The essay below from Junge Freiheit is the first in a series of related articles about the glacial shift that is now underway in German cultural and political attitudes in the wake of events during last weekend’s New Year’s celebrations. Many thanks to Nash Montana for the translation:
Reality moves into the light
by Karlheinz Weissmann
The reaction of the Green Party leader Simone Peters was merely reflexive when it came to the surface that the police in Cologne used the term “Nafri” for “North African Repeat Offenders”. She was handed the information and she reacted as expected: Those who were stopped at the Cologne train station, who were frisked, who were surveyed, who were fingerprinted or photographed, who were held back from Algeria, Tunisia, Morocco, Libya, Egypt or from Lebanon, were victims, and the police were the perpetrators; they acted excessively, disproportionately, breached fundamental rights, were “racially profiling” and “racists”.

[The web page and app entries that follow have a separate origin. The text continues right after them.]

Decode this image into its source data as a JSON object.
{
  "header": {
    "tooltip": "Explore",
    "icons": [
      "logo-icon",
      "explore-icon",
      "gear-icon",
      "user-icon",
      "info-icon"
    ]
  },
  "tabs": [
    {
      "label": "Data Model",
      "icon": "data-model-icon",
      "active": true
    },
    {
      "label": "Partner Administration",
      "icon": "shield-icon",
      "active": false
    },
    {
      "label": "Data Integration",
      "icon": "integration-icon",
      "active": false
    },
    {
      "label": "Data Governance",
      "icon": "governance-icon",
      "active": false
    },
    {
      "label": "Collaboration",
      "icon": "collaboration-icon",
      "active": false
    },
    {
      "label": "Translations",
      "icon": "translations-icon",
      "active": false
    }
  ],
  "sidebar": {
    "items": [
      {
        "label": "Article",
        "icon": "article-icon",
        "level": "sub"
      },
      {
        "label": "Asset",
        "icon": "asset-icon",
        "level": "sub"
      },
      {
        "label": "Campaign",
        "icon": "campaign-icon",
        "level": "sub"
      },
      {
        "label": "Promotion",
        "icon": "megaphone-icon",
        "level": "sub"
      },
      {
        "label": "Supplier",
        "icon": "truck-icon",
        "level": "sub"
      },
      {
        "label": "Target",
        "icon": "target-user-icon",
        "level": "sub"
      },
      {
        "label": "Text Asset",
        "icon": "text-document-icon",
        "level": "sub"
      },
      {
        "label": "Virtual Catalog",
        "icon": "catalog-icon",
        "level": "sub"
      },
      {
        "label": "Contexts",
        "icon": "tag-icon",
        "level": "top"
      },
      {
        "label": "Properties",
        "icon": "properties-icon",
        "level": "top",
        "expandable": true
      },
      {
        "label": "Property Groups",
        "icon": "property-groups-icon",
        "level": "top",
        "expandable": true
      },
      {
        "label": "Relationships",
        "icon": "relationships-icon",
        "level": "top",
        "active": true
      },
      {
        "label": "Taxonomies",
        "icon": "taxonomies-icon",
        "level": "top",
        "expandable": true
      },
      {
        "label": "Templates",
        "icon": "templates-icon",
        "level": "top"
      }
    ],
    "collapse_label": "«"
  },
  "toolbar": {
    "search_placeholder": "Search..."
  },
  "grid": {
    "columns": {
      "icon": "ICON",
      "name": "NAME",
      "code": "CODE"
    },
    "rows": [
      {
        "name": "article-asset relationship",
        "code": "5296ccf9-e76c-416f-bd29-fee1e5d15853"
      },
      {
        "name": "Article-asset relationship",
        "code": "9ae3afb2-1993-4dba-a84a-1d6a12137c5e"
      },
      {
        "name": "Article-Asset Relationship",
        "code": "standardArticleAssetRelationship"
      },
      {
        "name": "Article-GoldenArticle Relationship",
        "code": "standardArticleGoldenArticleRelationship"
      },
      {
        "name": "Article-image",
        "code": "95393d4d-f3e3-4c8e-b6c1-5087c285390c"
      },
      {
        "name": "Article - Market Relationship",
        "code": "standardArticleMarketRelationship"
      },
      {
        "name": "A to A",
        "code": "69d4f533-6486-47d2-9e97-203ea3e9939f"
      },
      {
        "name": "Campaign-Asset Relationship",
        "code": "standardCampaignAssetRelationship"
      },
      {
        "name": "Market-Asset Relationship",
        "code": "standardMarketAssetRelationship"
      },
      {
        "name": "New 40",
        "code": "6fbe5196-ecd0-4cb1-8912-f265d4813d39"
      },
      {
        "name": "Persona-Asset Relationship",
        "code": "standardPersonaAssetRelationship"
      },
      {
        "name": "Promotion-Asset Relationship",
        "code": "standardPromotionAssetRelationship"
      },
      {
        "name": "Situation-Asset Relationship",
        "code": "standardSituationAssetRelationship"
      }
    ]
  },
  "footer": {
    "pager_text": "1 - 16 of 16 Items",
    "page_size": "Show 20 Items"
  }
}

The usual suspects, especially among her party friends, seconded her, and many were already afraid things were going to be just like with the Nazis again, and Jan Böhmermann asked inquiringly what exactly is the difference between a “Negro” [unacceptable term] and a “Nafri”.
Political climate change
Confusingly enough, however, there was positive input as well. The Green Party’s co-chairman Cem Özdemir quickly distanced himself from Peters, and MP Omid Nouripour found nothing wrong with the police operation on New Year’s Eve. A similar stance was taken by the parliamentary party leader of the Green party, Katrin Göring-Eckardt.
Among the SPD [Social Democrat] leadership, who usually love to express their “critical” stance towards authority, there was no applause for Peters either. This led to a certain confusion on the part of the larger government parties, but they quickly regained their composure and praised the police who had kept order, the Christian Social as well as the Christian Democrat Parties, along with the Minister of the Interior — all became defenders of the “strong state”.
The sequence in which it is all depicted here is an astonishing indication of the political climate change that has taken place over the course of a year since “Black Silvester” 2015. In other words, this is not about a volatile mood, but it has brought up the argument that what was once seen as the “fundamental liberalization” after the ’68 Generation really does belong to the design and implications of the politics of the Federal Republic of Germany of today.
Such implications have to do with what in Psychology is known as “conditioning”. It’s not just a thing with animals — such as when a dog automatically salivates when he smells food — it goes for people as well. There is a stimulus, which is then followed by a certain reaction. In Simone Peters’ case the stimulus was the “police against migrants” and her reaction was “evil white Herrenmensch against the noble savages”.
In order to anchor such connections in a person, a considerable amount of effort is needed. That effort takes mostly place in education. The obvious educators (parents, teachers, professors, perhaps religious people), and all the secret educators (cliques, other reference groups, those responsible for content of media in all forms) have to collaborate and clarify which behavior will be rewarded and which will be punished. Any person who — like Frau Peters — grew up in the fifties belongs to a generation and lives in a milieu that was successfully “conditioned” more than any other.
The finely-conceived world is cracking
In this cosmos, everything before ’68 was German, ugly, narrow-minded and square and fascist, and everything in the world after ’68 was Western, pretty, and progressive; one belonged to the Good, the Left, the ‘smart ones’, while the others were the Bad, the Right, who wore the wrong clothes and listened to the wrong music.
This world is now cracking. And through these cracks reality is penetrating, and then reality can upset conditioning if anything can, even destroy it, because it realigns the relationship between success and failure.